That the proliferation of social media has driven a dramatic shift in the way we consume our global news has been particularly apparent in the form of the spoilers relating to the Olympic Games.
Here in the Aspectus PR New York office, we’ve been doing all we can to hide from the live streaming coverage and buzz of the Twittersphere before watching the evening broadcast to discover that Phelps has won yet another Olympic gold and broken the record to become the most decorated Olympian of all time; or that the US Olympics women’s gymnastics team won gold. (Of course, we had to wait until the next day to congratulate our London office on the men’s gymnastics team medal…)
As media professionals usually so plugged-in to world issues such as the Knight Capital trading glitch or the approaching expiration of the Bush-tax cuts, such a time delay between news breaking online and broadcast TV highlights is akin to the difference of a millisecond in trade execution for a high-frequency trader – or a place on the podium perhaps.
One thing’s for sure, in our high-speed, real-time and globally-connected world, avoiding news – whether good or bad – has never been harder.
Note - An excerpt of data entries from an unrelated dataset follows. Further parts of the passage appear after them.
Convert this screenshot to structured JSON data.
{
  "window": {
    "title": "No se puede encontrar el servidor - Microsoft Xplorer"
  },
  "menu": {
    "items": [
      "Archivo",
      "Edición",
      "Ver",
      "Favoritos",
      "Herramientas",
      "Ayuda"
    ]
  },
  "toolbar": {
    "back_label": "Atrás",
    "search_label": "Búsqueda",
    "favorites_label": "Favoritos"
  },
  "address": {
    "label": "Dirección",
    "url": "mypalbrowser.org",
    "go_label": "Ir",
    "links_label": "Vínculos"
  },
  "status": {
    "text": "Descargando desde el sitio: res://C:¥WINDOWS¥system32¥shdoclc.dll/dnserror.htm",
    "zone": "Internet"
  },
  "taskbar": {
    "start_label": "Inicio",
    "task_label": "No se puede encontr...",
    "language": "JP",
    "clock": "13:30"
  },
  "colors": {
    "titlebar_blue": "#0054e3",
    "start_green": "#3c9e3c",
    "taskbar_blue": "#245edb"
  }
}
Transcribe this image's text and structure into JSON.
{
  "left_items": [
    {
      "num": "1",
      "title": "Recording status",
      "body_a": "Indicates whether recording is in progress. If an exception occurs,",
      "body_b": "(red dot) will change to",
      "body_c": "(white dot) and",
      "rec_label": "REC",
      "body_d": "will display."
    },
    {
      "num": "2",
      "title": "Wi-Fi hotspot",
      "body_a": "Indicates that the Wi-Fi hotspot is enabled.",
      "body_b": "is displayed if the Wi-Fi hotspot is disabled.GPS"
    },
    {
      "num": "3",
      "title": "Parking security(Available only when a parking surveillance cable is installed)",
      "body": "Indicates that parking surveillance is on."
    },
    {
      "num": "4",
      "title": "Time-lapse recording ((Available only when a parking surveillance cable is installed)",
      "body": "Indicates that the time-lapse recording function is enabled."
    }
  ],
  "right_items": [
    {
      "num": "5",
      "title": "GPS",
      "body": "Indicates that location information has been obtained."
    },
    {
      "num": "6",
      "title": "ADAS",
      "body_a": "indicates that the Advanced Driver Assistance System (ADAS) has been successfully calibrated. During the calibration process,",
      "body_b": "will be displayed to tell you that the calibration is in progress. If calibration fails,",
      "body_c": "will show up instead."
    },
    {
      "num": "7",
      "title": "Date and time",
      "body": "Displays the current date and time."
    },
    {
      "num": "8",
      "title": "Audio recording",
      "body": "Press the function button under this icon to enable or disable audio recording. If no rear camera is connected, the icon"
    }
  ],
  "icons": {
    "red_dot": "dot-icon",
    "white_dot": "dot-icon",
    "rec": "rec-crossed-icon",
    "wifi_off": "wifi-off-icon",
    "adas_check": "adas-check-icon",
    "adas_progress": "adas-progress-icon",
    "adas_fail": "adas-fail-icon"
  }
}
But at least with the ubiquity of social media, you now have the opportunity to be part of the conversation.